Economic Justice: The Poor People's Campaign; the nature of business
Editor's note: This post is part of a series by Dr. Baker on Our Values about core American values. This week, Dr. Baker is discussing economic justice, along with capitalism and socialism.
Monday was Martin Luther King Jr. Day, the official federal holiday honoring the birthday of the civil rights leader. Race equality was his first concern, but he increasingly emphasized economic justice in his campaigns.
The billions of dollars spent on the Vietnam War, he thought, had diverted attention and resources away from the millions of Americans, especially people of color, who lived their lives in poverty. Combatting entrenched systems of poverty became a major focus in the final years of King’s life. He was killed in 1968 while visiting Memphis to help rally sanitation workers on strike after years of unfair treatment.
The flaws in our society, King said in speeches and in his writings, were not superficial but systematic. In a Testament of Hope, published after his death in 1968, he said that "radical reconstruction of society itself is the real issue to be faced.”"
A step in that direction was the Poor People’s Campaign, which he and the Southern Christian Leadership Conference organized in 1967 and launched in 1968. The focus of the Poor People's Campaign was jobs, income and housing.
The assassination of King sapped the energy of the Poor People’s Campaign. There were some events held after his death, but the campaign largely stalled. In 2003, there was an effort in Chicago to resurrect the campaign.
Now, more than 40 years after King’s death, we’ve spent trillions on new wars. The wealth gap is wider than ever. And, millions of Americans live in poverty.
What are you thinking today?
Do we need a renewed Poor People’s Campaign?
Mitt, vulture charges & nature of business
Presidential hopeful Mitt Romney argues that his success in private business is a major qualification to run the country. In 1984, he co-founded Bain Capital, a private equity firm that has invested in or acquired many well-known companies, such as Burger King, Domino’s Pizza, Staples, and The Weather Channel. Bain now has total assets of over $66 billion.

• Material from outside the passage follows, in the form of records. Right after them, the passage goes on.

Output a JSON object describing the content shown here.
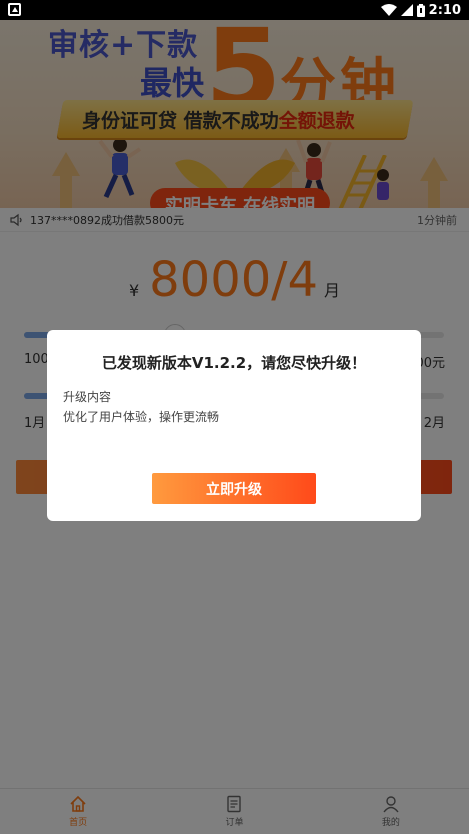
{
  "status_bar": {
    "time": "2:10",
    "icons": [
      "android-notification-icon",
      "wifi-icon",
      "signal-icon",
      "battery-icon"
    ]
  },
  "banner": {
    "line1": "审核+下款",
    "line2": "最快",
    "big_number": "5",
    "minutes": "分钟",
    "ribbon_normal": "身份证可贷  借款不成功",
    "ribbon_highlight": "全额退款",
    "bottom_partial": "实明卡车 在线实明"
  },
  "notice": {
    "text": "137****0892成功借款5800元",
    "time": "1分钟前"
  },
  "loan": {
    "currency": "¥",
    "amount": "8000/4",
    "unit": "月",
    "amount_min_label": "100",
    "amount_max_label": "00元",
    "term_min_label": "1月",
    "term_max_label": "2月",
    "amount_level": 0.36,
    "term_level": 0.28
  },
  "tabs": [
    {
      "label": "首页",
      "icon": "home-icon",
      "active": true
    },
    {
      "label": "订单",
      "icon": "document-icon",
      "active": false
    },
    {
      "label": "我的",
      "icon": "user-icon",
      "active": false
    }
  ],
  "dialog": {
    "title": "已发现新版本V1.2.2，请您尽快升级！",
    "subtitle": "升级内容",
    "description": "优化了用户体验，操作更流畅",
    "button_label": "立即升级"
  },
  "colors": {
    "accent": "#ff7a1a",
    "button_gradient_start": "#ff9a3e",
    "button_gradient_end": "#ff4a1a",
    "banner_blue": "#4a57c9",
    "slider_fill": "#7aa6e6"
  }
}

Private equity firms, like Bain, consist "of investors and funds that make investments directly into private companies or conduct buyouts of public companies that result in a delisting of public equity," according to Investopedia. The role of these firms is not without controversy.
It is ironic that two of Romney’s GOP contenders, Rick Perry and Newt Gingrich, argue that firms like Bain are "vulture capitalists" rather than venture capitalists. In quote widely circulated on the web, Perry said, "They're just vultures. They swoop in, eat the carcass and leave the skeleton."

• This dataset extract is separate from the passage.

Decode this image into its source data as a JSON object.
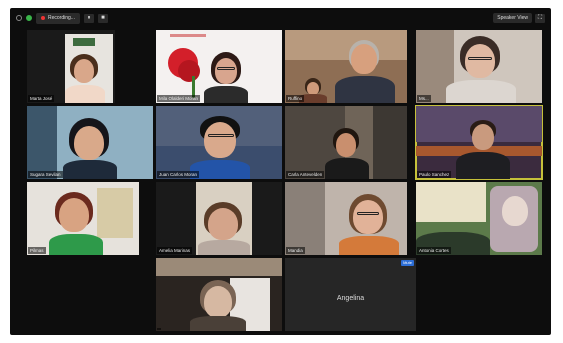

That's ironic because free markets and unfettered capitalism are stereotypical Republican positions. Such criticisms are usually expected from Democrats, not from strong conservatives like Gingrich or Perry.
Romney counters their claims by saying that he was mainly a job creator, not a job destroyer. By investing in new technologies, strengthening a company's financial resources, or helping companies run more efficiently, private equity firms strengthen the economy and create jobs. Of course, the hope of all private equity investors is that they will make a fortune in the process.
The weight of public opinion appears to be on Romney's side. Fifty-five percent of voters say his business record is a good reason to vote for him, according to a new poll by Rasmussen Reports. Only 20 percent say it's a good reason to vote against him. And, 57 percent of voters believe that venture capital firms are better able to create jobs than the government. Only 25 percent say government programs are better.
Putting aside the brouhaha over Bain Capital, this Republican-led debate raises a deeper question: What’s the purpose of business anyway? The classic answer, of course, is to maximize shareholder wealth. By focusing on that, the standard line goes, everyone will be better off.
Another view is that the purpose of business is to benefit society, not to maximize shareholder wealth. This view was espoused by a CEO of a large manufacturing company. This view, he told me, often sparks a heated debate with his CEO peers.
What do you make of the brouhaha over Bain and Romney?
What is the purpose of business anyway?
Originally published at www.OurValues.org, an online experiment in civil dialogue.
Dr. Wayne E. Baker is a sociologist on the faculty of the University of Michigan Ross School of Business. Baker blogs daily at Our Values and can be reached at email@example.com or on Facebook.